One of the things that troubles me is that there is no lead foreign policy person who is traveling with the governor and who is there to talk to the press. … [Foreign policy] is one of President Obama’s biggest failings and the American people need to hear a debate about more than the economy.”
Former John Bolton aide Richard Grenell’s tenure as the campaign foreign policy spokesman ended almost before it started when the openly-gay Grenell resigned after the campaign buckled under pressure from right-wing groups and kept him cloistered during a critical foreign policy conference call with reporters.
One aide recalled to the Daily Beast a weekly team conference call where one adviser raised a report in Iran’s semi-official Fars news agency — known for its blatantly false propaganda — that Russia, Iran, Syria and China would stage a joint military exercise. The adviser told the Daily Beast:
It was so lame. These conference calls are really for people who have an hour in a half of time every week to waste.
The disarray was also on display in a Washington Times article from Monday. In the story, Romney advisers outlined a policy centered on supporting allies and not publicly diverging from supporting allies’ positions (something that already happened when an adviser trashed the British prime minister).
But when it comes down to policy specifics in the Washington Times, the Romney campaign again falls back on platitudes that offer little distinction from Obama’s policies. For example, Alex Wong, a young foreign policy adviser, told the paper:
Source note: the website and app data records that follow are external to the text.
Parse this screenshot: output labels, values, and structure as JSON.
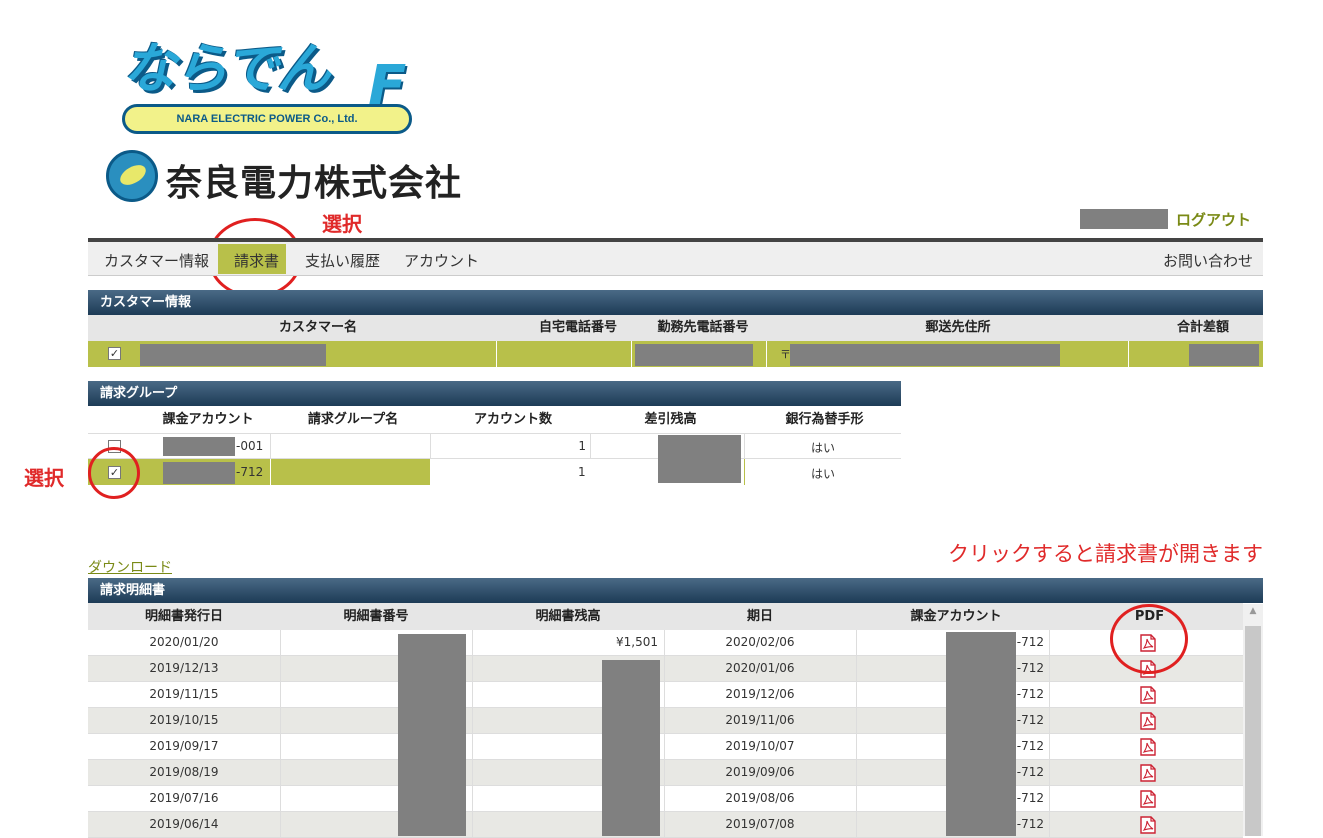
{
  "logo": {
    "brand_jp": "ならでん",
    "brand_f": "F",
    "brand_en": "NARA ELECTRIC POWER Co., Ltd.",
    "company_jp": "奈良電力株式会社"
  },
  "annotations": {
    "select_top": "選択",
    "select_left": "選択",
    "click_note": "クリックすると請求書が開きます",
    "color": "#e02a2a"
  },
  "header": {
    "logout": "ログアウト"
  },
  "nav": {
    "items": [
      "カスタマー情報",
      "請求書",
      "支払い履歴",
      "アカウント"
    ],
    "active": "請求書",
    "right": "お問い合わせ"
  },
  "customer": {
    "title": "カスタマー情報",
    "columns": [
      "カスタマー名",
      "自宅電話番号",
      "勤務先電話番号",
      "郵送先住所",
      "合計差額"
    ],
    "row": {
      "checked": true,
      "address_prefix": "〒"
    }
  },
  "billing_group": {
    "title": "請求グループ",
    "columns": [
      "課金アカウント",
      "請求グループ名",
      "アカウント数",
      "差引残高",
      "銀行為替手形"
    ],
    "rows": [
      {
        "checked": false,
        "account_suffix": "-001",
        "group_name": "",
        "count": "1",
        "bank": "はい"
      },
      {
        "checked": true,
        "account_suffix": "-712",
        "group_name": "",
        "count": "1",
        "bank": "はい"
      }
    ]
  },
  "download": "ダウンロード",
  "statements": {
    "title": "請求明細書",
    "columns": [
      "明細書発行日",
      "明細書番号",
      "明細書残高",
      "期日",
      "課金アカウント",
      "PDF"
    ],
    "rows": [
      {
        "issue": "2020/01/20",
        "balance": "¥1,501",
        "due": "2020/02/06",
        "account": "-712"
      },
      {
        "issue": "2019/12/13",
        "balance": "",
        "due": "2020/01/06",
        "account": "-712"
      },
      {
        "issue": "2019/11/15",
        "balance": "",
        "due": "2019/12/06",
        "account": "-712"
      },
      {
        "issue": "2019/10/15",
        "balance": "",
        "due": "2019/11/06",
        "account": "-712"
      },
      {
        "issue": "2019/09/17",
        "balance": "",
        "due": "2019/10/07",
        "account": "-712"
      },
      {
        "issue": "2019/08/19",
        "balance": "",
        "due": "2019/09/06",
        "account": "-712"
      },
      {
        "issue": "2019/07/16",
        "balance": "",
        "due": "2019/08/06",
        "account": "-712"
      },
      {
        "issue": "2019/06/14",
        "balance": "",
        "due": "2019/07/08",
        "account": "-712"
      }
    ]
  },
  "colors": {
    "accent_green": "#b8c04a",
    "panel_navy": "#1d3b56",
    "logout_text": "#7a8a16"
  }
}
In Afghanistan, while Mr. Romney agrees with 2014 as a realistic time frame for the withdrawal of U.S. troops, he simply would not have announced the withdrawal date ahead of time the way that Mr. Obama did.
The same could be said of Iran, where both the Washington Times article and past explanations have drawn little contrast with Obama’s policies, aside from heightened rhetoric.
Other recently emerging rifts on the team pit Republican moderates against the so-called “Cheney-ites” (those linked to former vice president Dick Cheney and his aggressive foreign policy). And the Cheney-ites often win out. But Americans, with Iraq just in the rearview and Afghanistan about to wind down, are war-wary. Perhaps that’s why an adviser said in May that “Romney doesn’t want to really engage these issues until he is in office.”